Here’s why Tesla’s latest EV-charging deal is more problematic for EVgo than ChargePoint

Tesla’s advantage ‘could hamper EVgo’s ability to compete for market share’

Tesla’s deal with GM for EV fast charging brings “new uncertainties” for EVgo.

EVgo Inc.

Referenced Symbols

Tesla Inc. has inked another fast-charging deal with a major U.S. automaker, this time with General Motors Co., sending shares of both EVgo Inc. and ChargePoint Holdings Inc. lower. But only one of those two EV-charging companies needs to worry.

News of the Tesla TSLA, +4.06% and GM GM, +1.06% deal is “somewhat cautious” for EVgo EVGO, -11.72% and “relatively neutral” for ChargePoint CHPT, -13.22%, analysts at BofA Securities said in a note Friday. Others concurred.

See also: Tesla to open charging network to GM next year; GM, Tesla shares rally

In its statement late Thursday, GM specifically reiterated its commitment to the collaboration with EVgo and truck-stop operator Pilot Company’s fast DC chargers. But that won’t prevent investors from being “uneasy” about the Tesla agreement, the BofA analysts, led by Alex Vrabel, said in their note.

EVgo and Pilot, whose majority owner is Berkshire Hathaway Inc. BRK.B, -0.20% BRK.A, -0.33%, inked their fast-charging DC deal late last year. Tesla uses AC power.

EVgo will compete more directly for utilization against Tesla’s “highly reliable network” serving a larger piece of the future EV fleet, the analysts said. They kept their rating on EVgo shares at the equivalent of sell, saying there are “new uncertainties which further obfuscate the line of sight to positive cash flow generation.”

In contrast, ChargePoint does not face direct risk on utilization, and its DC Fast network is largely fleet focused, the analysts said. They kept the equivalent of a buy rating on ChargePoint shares.

TPH analysts also saw more risk for EVgo and its DC model. In the short term, EVgo “has solid line-of-sight to stall growth” via its existing agreements, they said.

But the “magnitude of impacts to longer-term growth and utilization trends likely to come to the forefront as Tesla’s scale advantage from a manufacturing perspective could hamper EVgo’s ability to compete for market share,” the analysts said.

However, given that the U.S. is in the early stages of its EV-charging infrastructure buildout and much more is needed, there may be room for all, the TPH analysts said.

Tesla CEO Elon Musk said back in July 2021 that he would open Tesla’s Supercharger to other EVs, although he promised that would happen by the end of 2021.

Other EVs began to be allowed to charge at Tesla’s fast-charging stations, usually located by exits off interstate highways and other major arteries, last year. Tesla created its own connector because there were no standards when it started, and it was the only maker of long-range cars, Musk said then.

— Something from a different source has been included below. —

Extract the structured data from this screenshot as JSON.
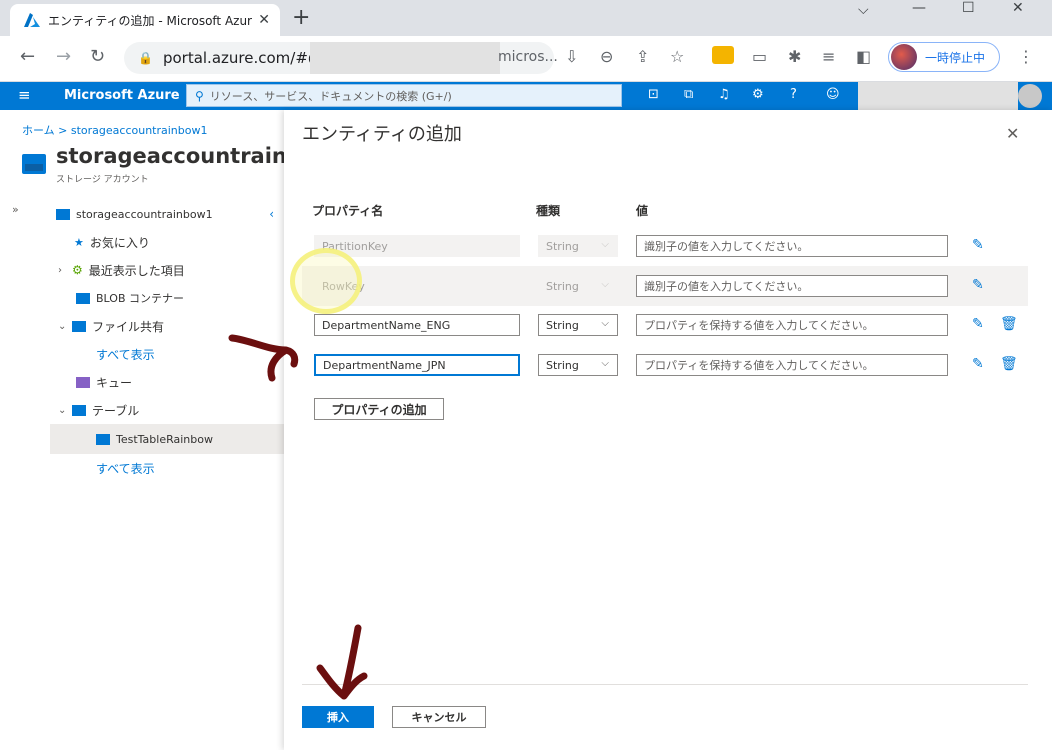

The standard that both GM and Ford said they will adhere to soon, the North America Charging Standard, or NACS, is indeed the one pioneered by Tesla. Ford made its Tesla fast-charging announcement late last month.

GM, Ford and other automakers currently use the Combined Charging System, or CCS, as their charging connection, which is standard in most EVs in Europe and other regions. Tesla has made NACS open source, which means more products that use it are hitting the market.

Both GM and Ford have said that they will have adapters for their EVs within the next year and that by 2025 their EVs will come with NACS as standard.

Thursday’s announcement was a “positive” for GM, as it eases consumers’ charging concerns, the TPH analysts said.

Shares of EVgo have lost 18% so far this year and shares of ChargePoint have lost 13%. The S&P 500 SPX, +0.11% has advanced around 12% in the same period.